◆ **Work required**
Please find the lines in the following records that hold "JSON", and copy them.

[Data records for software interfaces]
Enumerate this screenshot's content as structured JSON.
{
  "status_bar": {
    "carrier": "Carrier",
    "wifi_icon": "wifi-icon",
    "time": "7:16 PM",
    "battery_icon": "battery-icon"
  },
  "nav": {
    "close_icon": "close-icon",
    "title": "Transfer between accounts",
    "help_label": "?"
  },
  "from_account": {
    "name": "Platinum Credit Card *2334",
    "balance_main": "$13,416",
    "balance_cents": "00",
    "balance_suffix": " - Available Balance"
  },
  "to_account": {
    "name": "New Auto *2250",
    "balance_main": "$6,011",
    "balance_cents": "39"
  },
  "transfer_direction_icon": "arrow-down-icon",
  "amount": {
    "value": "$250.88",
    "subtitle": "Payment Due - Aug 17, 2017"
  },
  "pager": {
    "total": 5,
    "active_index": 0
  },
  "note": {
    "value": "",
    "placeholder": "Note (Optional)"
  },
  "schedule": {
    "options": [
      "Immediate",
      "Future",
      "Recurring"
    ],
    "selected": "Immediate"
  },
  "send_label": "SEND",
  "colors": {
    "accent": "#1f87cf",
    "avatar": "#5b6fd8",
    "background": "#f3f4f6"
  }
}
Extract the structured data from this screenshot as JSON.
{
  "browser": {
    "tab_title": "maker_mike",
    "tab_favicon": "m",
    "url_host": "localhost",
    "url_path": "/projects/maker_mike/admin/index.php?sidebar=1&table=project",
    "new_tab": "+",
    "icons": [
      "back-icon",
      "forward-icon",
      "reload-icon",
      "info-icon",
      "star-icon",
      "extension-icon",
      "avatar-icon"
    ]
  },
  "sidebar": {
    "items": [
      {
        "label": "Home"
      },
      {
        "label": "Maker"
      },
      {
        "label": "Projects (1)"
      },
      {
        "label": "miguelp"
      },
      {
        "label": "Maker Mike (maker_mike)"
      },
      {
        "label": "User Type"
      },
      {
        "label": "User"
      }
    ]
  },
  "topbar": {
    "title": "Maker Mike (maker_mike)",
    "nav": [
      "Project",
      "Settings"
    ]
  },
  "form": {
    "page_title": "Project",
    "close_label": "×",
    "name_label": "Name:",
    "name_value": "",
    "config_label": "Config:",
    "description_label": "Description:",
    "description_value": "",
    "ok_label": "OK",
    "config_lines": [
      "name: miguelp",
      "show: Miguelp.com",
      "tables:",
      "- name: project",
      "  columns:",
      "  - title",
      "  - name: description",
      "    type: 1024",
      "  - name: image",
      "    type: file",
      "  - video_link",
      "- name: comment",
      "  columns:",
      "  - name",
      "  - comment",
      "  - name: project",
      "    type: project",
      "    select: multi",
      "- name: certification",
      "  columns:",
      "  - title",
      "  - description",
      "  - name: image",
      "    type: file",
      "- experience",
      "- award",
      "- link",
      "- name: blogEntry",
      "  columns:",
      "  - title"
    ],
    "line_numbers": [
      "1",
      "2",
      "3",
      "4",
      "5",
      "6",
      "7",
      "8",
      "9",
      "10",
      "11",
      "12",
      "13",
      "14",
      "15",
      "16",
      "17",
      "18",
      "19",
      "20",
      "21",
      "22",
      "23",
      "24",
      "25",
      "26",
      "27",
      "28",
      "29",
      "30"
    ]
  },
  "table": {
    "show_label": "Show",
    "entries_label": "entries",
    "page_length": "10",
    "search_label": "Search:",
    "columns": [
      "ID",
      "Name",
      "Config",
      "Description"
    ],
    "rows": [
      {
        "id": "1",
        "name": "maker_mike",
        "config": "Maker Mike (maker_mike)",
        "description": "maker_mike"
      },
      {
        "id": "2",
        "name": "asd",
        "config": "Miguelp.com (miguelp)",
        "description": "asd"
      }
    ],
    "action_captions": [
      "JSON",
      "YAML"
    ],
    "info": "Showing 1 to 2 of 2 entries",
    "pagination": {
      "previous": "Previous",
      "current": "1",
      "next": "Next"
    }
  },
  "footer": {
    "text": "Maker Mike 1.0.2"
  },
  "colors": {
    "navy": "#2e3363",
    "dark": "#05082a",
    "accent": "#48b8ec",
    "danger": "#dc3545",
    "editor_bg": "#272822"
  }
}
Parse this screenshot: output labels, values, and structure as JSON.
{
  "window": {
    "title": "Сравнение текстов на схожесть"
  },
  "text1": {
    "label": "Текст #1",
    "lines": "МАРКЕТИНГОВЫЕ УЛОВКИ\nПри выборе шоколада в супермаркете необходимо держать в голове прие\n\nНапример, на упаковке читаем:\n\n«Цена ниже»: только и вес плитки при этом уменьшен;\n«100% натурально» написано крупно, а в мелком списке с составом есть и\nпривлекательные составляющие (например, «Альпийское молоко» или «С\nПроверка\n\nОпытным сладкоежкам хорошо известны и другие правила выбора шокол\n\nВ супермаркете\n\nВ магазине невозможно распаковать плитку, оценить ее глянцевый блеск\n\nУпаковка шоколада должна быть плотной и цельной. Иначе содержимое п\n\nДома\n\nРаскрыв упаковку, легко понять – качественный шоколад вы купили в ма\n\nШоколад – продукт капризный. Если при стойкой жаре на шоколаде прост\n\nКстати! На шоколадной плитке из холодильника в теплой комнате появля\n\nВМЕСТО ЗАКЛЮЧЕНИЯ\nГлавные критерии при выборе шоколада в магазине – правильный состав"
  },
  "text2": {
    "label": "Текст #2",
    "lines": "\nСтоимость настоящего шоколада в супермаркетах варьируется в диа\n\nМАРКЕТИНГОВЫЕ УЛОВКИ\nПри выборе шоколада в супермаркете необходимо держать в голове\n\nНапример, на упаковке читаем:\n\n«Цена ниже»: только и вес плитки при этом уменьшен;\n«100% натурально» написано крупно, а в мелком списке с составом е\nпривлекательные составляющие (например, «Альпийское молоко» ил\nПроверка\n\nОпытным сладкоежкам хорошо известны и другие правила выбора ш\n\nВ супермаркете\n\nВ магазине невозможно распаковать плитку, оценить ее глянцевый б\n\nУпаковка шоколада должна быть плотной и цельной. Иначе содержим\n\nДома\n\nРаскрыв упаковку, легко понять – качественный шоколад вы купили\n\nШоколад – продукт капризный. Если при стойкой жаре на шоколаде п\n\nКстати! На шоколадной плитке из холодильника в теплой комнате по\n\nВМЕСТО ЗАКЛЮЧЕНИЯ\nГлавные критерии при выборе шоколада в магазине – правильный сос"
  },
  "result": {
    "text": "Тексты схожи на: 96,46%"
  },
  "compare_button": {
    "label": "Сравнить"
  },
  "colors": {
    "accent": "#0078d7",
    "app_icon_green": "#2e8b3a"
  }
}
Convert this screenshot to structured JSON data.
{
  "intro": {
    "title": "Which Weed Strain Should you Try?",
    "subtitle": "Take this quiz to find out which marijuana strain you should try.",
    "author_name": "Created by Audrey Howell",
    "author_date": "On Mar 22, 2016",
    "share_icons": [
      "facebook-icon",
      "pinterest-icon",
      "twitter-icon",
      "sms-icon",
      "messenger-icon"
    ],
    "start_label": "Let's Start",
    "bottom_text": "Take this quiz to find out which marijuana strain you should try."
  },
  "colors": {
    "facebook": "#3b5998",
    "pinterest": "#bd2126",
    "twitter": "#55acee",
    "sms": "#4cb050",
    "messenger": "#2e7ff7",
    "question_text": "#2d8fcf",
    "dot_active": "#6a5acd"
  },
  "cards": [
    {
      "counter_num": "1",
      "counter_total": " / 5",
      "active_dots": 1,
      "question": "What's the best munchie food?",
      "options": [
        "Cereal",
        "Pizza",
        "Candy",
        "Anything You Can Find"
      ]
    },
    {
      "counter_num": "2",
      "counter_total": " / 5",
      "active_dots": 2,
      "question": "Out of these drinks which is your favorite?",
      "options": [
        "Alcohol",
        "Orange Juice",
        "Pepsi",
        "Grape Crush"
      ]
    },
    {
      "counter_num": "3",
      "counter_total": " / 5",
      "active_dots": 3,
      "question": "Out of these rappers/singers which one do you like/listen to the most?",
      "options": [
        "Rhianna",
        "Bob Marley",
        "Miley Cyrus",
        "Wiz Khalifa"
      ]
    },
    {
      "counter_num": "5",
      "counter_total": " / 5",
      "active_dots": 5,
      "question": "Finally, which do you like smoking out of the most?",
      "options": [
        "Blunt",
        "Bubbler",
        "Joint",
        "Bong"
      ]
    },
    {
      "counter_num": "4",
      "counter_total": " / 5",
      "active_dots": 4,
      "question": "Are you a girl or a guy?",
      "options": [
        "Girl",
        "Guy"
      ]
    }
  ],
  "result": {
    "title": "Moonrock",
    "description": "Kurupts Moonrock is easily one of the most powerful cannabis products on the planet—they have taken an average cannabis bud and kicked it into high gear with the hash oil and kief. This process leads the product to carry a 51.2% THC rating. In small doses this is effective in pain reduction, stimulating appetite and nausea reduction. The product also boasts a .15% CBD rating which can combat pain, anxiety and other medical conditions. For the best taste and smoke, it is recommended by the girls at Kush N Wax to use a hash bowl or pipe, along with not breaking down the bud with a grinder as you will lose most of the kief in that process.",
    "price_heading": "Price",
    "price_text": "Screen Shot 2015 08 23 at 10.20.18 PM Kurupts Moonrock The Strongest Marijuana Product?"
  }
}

◆ **Exercise answer**
Enumerate this screenshot's content as structured JSON.
Extract the structured data from this screenshot as JSON.
      "JSON",
Parse this screenshot: output labels, values, and structure as JSON.
Convert this screenshot to structured JSON data.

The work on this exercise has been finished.